But John’s outlook is older than he thinks. Because the stigma concerning hearing loss is becoming less prevalent. Particularly, with younger people, it’s far less evident, though you might still encounter it to some degree in some circles. (Ironic isn’t it?)
How Can Hearing Loss Stigma be Harmful?
Put simply, loss of hearing has some cultural and social connections that aren’t always necessarily true or helpful. Loss of vigor and aging are sometimes connected to hearing loss. The anxiety is that you’ll lose some social standing if you admit you have loss of hearing. They feel like they may appear old and come off as less “cool”.
You might be tempted to consider this stigma as somewhat of an amorphous problem, separated from reality. But for individuals who are trying to deal with loss of hearing there are some very genuine consequences. Here are some examples:
- Difficulties in your relationships (Your not just tuning people ot, you just can’t hear them very well).
- Occupation obstacles (Perhaps you were in a meeting and you missed some important information).
- Delaying management of hearing loss (resulting in less than optimal outcomes or unnecessary struggling).
- Job hunting problems (it’s sad to say, but some people may buy into the stigmas around hearing loss even if it’s not entirely legal).
This list could go on for quite some time, but you most likely get it.
Fortunately, this is all changing, and It seems as though the stigma of hearing loss is really going away.
Why is The Stigma of Hearing Loss Declining?
This decrease in hearing loss stigma is occurring for a number of reasons. Population demographics are transforming and so is our connection to technology.
It’s Becoming More Common For Young Adults to Have Hearing Loss
Perhaps the primary reason that hearing loss stigma is disappearing is that hearing loss itself is starting to be more and more prevalent, particularly among younger individuals (and we’re talking mostly about young adults not children).
Most statistical studies put the number of individuals with loss of hearing in the U.S. around 34 million, which translates into 1 in 10 people. There are too many reasons for this for us to entering into here (noise from numerous sources appears to be the primary problem), but the point is that loss of hearing is more prevalent now than it ever has been before.
There’s more discussion and understanding about hearing loss as it becomes more widespread.
We’re More Comfortable With Technology

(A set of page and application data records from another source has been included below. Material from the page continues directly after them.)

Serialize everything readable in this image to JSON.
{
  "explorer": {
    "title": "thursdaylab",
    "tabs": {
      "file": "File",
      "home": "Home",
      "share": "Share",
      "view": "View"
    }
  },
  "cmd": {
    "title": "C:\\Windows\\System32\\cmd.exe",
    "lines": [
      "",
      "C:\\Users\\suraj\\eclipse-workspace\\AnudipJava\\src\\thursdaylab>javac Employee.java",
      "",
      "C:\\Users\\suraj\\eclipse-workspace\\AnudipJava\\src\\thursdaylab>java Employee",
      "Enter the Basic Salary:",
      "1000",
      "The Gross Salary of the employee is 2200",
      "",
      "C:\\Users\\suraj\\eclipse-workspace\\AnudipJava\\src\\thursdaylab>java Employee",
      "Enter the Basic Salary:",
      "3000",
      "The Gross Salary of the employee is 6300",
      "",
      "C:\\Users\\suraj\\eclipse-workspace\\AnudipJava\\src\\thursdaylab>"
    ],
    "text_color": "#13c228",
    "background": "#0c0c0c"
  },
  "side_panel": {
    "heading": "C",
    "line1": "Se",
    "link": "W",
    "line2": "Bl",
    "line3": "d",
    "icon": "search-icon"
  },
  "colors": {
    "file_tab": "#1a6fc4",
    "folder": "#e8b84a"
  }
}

Maybe you were concerned that your first pair of hearing aids would cause you to look old so you resisted wearing them. But these days, technology is so pervasive that hearing aids virtually entirely blend in. No one really even is aware of them. This is also, in part, because hearing aids are smaller than they ever used to be and in the majority of circumstances are very discreet.

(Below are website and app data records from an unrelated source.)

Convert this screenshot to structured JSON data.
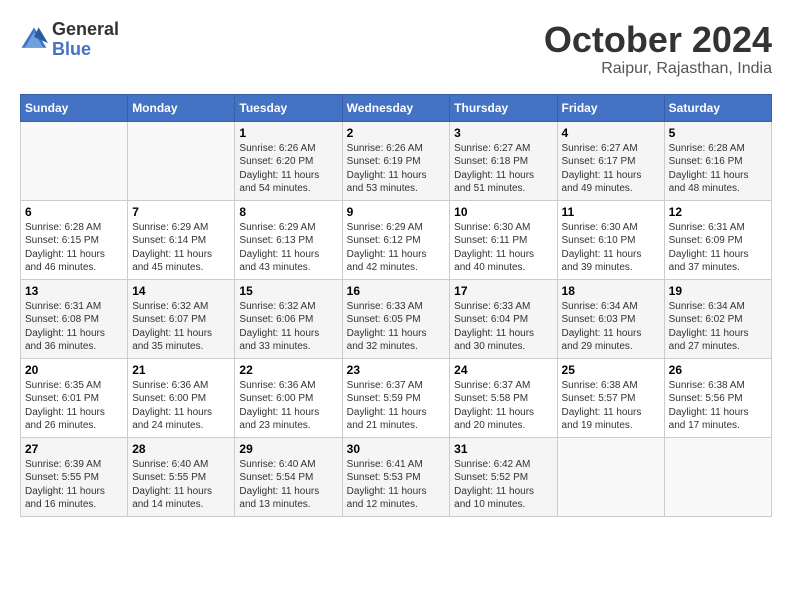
{
  "header": {
    "logo_general": "General",
    "logo_blue": "Blue",
    "month_title": "October 2024",
    "location": "Raipur, Rajasthan, India"
  },
  "columns": [
    "Sunday",
    "Monday",
    "Tuesday",
    "Wednesday",
    "Thursday",
    "Friday",
    "Saturday"
  ],
  "weeks": [
    [
      {
        "day": "",
        "info": ""
      },
      {
        "day": "",
        "info": ""
      },
      {
        "day": "1",
        "info": "Sunrise: 6:26 AM\nSunset: 6:20 PM\nDaylight: 11 hours and 54 minutes."
      },
      {
        "day": "2",
        "info": "Sunrise: 6:26 AM\nSunset: 6:19 PM\nDaylight: 11 hours and 53 minutes."
      },
      {
        "day": "3",
        "info": "Sunrise: 6:27 AM\nSunset: 6:18 PM\nDaylight: 11 hours and 51 minutes."
      },
      {
        "day": "4",
        "info": "Sunrise: 6:27 AM\nSunset: 6:17 PM\nDaylight: 11 hours and 49 minutes."
      },
      {
        "day": "5",
        "info": "Sunrise: 6:28 AM\nSunset: 6:16 PM\nDaylight: 11 hours and 48 minutes."
      }
    ],
    [
      {
        "day": "6",
        "info": "Sunrise: 6:28 AM\nSunset: 6:15 PM\nDaylight: 11 hours and 46 minutes."
      },
      {
        "day": "7",
        "info": "Sunrise: 6:29 AM\nSunset: 6:14 PM\nDaylight: 11 hours and 45 minutes."
      },
      {
        "day": "8",
        "info": "Sunrise: 6:29 AM\nSunset: 6:13 PM\nDaylight: 11 hours and 43 minutes."
      },
      {
        "day": "9",
        "info": "Sunrise: 6:29 AM\nSunset: 6:12 PM\nDaylight: 11 hours and 42 minutes."
      },
      {
        "day": "10",
        "info": "Sunrise: 6:30 AM\nSunset: 6:11 PM\nDaylight: 11 hours and 40 minutes."
      },
      {
        "day": "11",
        "info": "Sunrise: 6:30 AM\nSunset: 6:10 PM\nDaylight: 11 hours and 39 minutes."
      },
      {
        "day": "12",
        "info": "Sunrise: 6:31 AM\nSunset: 6:09 PM\nDaylight: 11 hours and 37 minutes."
      }
    ],
    [
      {
        "day": "13",
        "info": "Sunrise: 6:31 AM\nSunset: 6:08 PM\nDaylight: 11 hours and 36 minutes."
      },
      {
        "day": "14",
        "info": "Sunrise: 6:32 AM\nSunset: 6:07 PM\nDaylight: 11 hours and 35 minutes."
      },
      {
        "day": "15",
        "info": "Sunrise: 6:32 AM\nSunset: 6:06 PM\nDaylight: 11 hours and 33 minutes."
      },
      {
        "day": "16",
        "info": "Sunrise: 6:33 AM\nSunset: 6:05 PM\nDaylight: 11 hours and 32 minutes."
      },
      {
        "day": "17",
        "info": "Sunrise: 6:33 AM\nSunset: 6:04 PM\nDaylight: 11 hours and 30 minutes."
      },
      {
        "day": "18",
        "info": "Sunrise: 6:34 AM\nSunset: 6:03 PM\nDaylight: 11 hours and 29 minutes."
      },
      {
        "day": "19",
        "info": "Sunrise: 6:34 AM\nSunset: 6:02 PM\nDaylight: 11 hours and 27 minutes."
      }
    ],
    [
      {
        "day": "20",
        "info": "Sunrise: 6:35 AM\nSunset: 6:01 PM\nDaylight: 11 hours and 26 minutes."
      },
      {
        "day": "21",
        "info": "Sunrise: 6:36 AM\nSunset: 6:00 PM\nDaylight: 11 hours and 24 minutes."
      },
      {
        "day": "22",
        "info": "Sunrise: 6:36 AM\nSunset: 6:00 PM\nDaylight: 11 hours and 23 minutes."
      },
      {
        "day": "23",
        "info": "Sunrise: 6:37 AM\nSunset: 5:59 PM\nDaylight: 11 hours and 21 minutes."
      },
      {
        "day": "24",
        "info": "Sunrise: 6:37 AM\nSunset: 5:58 PM\nDaylight: 11 hours and 20 minutes."
      },
      {
        "day": "25",
        "info": "Sunrise: 6:38 AM\nSunset: 5:57 PM\nDaylight: 11 hours and 19 minutes."
      },
      {
        "day": "26",
        "info": "Sunrise: 6:38 AM\nSunset: 5:56 PM\nDaylight: 11 hours and 17 minutes."
      }
    ],
    [
      {
        "day": "27",
        "info": "Sunrise: 6:39 AM\nSunset: 5:55 PM\nDaylight: 11 hours and 16 minutes."
      },
      {
        "day": "28",
        "info": "Sunrise: 6:40 AM\nSunset: 5:55 PM\nDaylight: 11 hours and 14 minutes."
      },
      {
        "day": "29",
        "info": "Sunrise: 6:40 AM\nSunset: 5:54 PM\nDaylight: 11 hours and 13 minutes."
      },
      {
        "day": "30",
        "info": "Sunrise: 6:41 AM\nSunset: 5:53 PM\nDaylight: 11 hours and 12 minutes."
      },
      {
        "day": "31",
        "info": "Sunrise: 6:42 AM\nSunset: 5:52 PM\nDaylight: 11 hours and 10 minutes."
      },
      {
        "day": "",
        "info": ""
      },
      {
        "day": "",
        "info": ""
      }
    ]
  ]
}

But often hearing aids go undetected because these days, everyones ears seem to have something in them. Everyone is used to dealing with technology so nobody is concerned if you’re wearing a helpful piece of it in your ear.
An Overdue Shift in Thinking

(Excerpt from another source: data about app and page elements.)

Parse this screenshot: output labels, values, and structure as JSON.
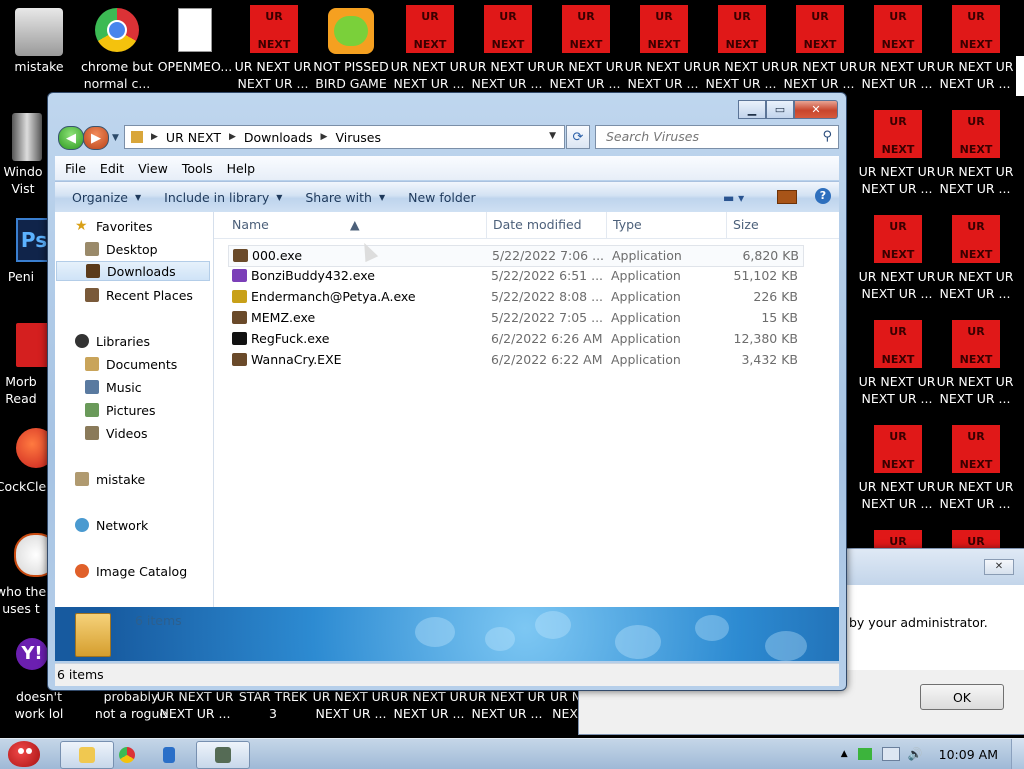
{
  "desktop": {
    "icons_left": [
      {
        "label_1": "mistake",
        "label_2": ""
      },
      {
        "label_1": "Windo",
        "label_2": "Vist"
      },
      {
        "label_1": "Peni",
        "label_2": ""
      },
      {
        "label_1": "Morb",
        "label_2": "Read"
      },
      {
        "label_1": "CockCle",
        "label_2": ""
      },
      {
        "label_1": "who the",
        "label_2": "uses t"
      },
      {
        "label_1": "doesn't",
        "label_2": "work lol"
      }
    ],
    "top_icons": [
      {
        "label_1": "chrome but",
        "label_2": "normal c..."
      },
      {
        "label_1": "OPENMEO...",
        "label_2": ""
      },
      {
        "label_1": "UR NEXT UR",
        "label_2": "NEXT UR ..."
      },
      {
        "label_1": "NOT PISSED",
        "label_2": "BIRD GAME"
      }
    ],
    "urnext_text_top": "UR",
    "urnext_text_bottom": "NEXT",
    "urnext_label_1": "UR NEXT UR",
    "urnext_label_2": "NEXT UR ...",
    "bottom_icons": [
      {
        "label_1": "probably",
        "label_2": "not a rogue"
      },
      {
        "label_1": "UR NEXT UR",
        "label_2": "NEXT UR ..."
      },
      {
        "label_1": "STAR TREK",
        "label_2": "3"
      },
      {
        "label_1": "UR NEXT UR",
        "label_2": "NEXT UR ..."
      },
      {
        "label_1": "UR NEXT UR",
        "label_2": "NEXT UR ..."
      },
      {
        "label_1": "UR NEXT UR",
        "label_2": "NEXT UR ..."
      },
      {
        "label_1": "UR N",
        "label_2": "NEX"
      }
    ]
  },
  "explorer": {
    "address": [
      "UR NEXT",
      "Downloads",
      "Viruses"
    ],
    "search_placeholder": "Search Viruses",
    "menu": [
      "File",
      "Edit",
      "View",
      "Tools",
      "Help"
    ],
    "commands": {
      "organize": "Organize",
      "include": "Include in library",
      "share": "Share with",
      "new_folder": "New folder"
    },
    "nav": {
      "favorites": "Favorites",
      "desktop": "Desktop",
      "downloads": "Downloads",
      "recent": "Recent Places",
      "libraries": "Libraries",
      "documents": "Documents",
      "music": "Music",
      "pictures": "Pictures",
      "videos": "Videos",
      "user": "mistake",
      "network": "Network",
      "image_catalog": "Image Catalog"
    },
    "columns": {
      "name": "Name",
      "date": "Date modified",
      "type": "Type",
      "size": "Size"
    },
    "files": [
      {
        "name": "000.exe",
        "date": "5/22/2022 7:06 ...",
        "type": "Application",
        "size": "6,820 KB",
        "icon_color": "#6a4a2a"
      },
      {
        "name": "BonziBuddy432.exe",
        "date": "5/22/2022 6:51 ...",
        "type": "Application",
        "size": "51,102 KB",
        "icon_color": "#7b3fb8"
      },
      {
        "name": "Endermanch@Petya.A.exe",
        "date": "5/22/2022 8:08 ...",
        "type": "Application",
        "size": "226 KB",
        "icon_color": "#c8a018"
      },
      {
        "name": "MEMZ.exe",
        "date": "5/22/2022 7:05 ...",
        "type": "Application",
        "size": "15 KB",
        "icon_color": "#6a4a2a"
      },
      {
        "name": "RegFuck.exe",
        "date": "6/2/2022 6:26 AM",
        "type": "Application",
        "size": "12,380 KB",
        "icon_color": "#111111"
      },
      {
        "name": "WannaCry.EXE",
        "date": "6/2/2022 6:22 AM",
        "type": "Application",
        "size": "3,432 KB",
        "icon_color": "#6a4a2a"
      }
    ],
    "details_count": "6 items",
    "status": "6 items"
  },
  "dialog": {
    "message": "by your administrator.",
    "ok": "OK"
  },
  "taskbar": {
    "clock": "10:09 AM"
  }
}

Of course, those two reasons are not the exclusive causes for the retreat of hearing loss stigma. Recently, loss of hearing has been depicted with more accuracy (and more humanity) in popular culture, and several prominent celebrities have come out with their own hearing loss truths.
The more we see hearing loss in the world, the less stigma there will be. Of course, now we want to do everything we can to prevent hearing loss. If we could find a way to reverse trends in youth hearing loss as we challenge hearing loss stigma that would be optimal.
But more people will begin to be ok with seeing a hearing professional as this stigma goes away. This will keep everybody hearing better and improve overall hearing health.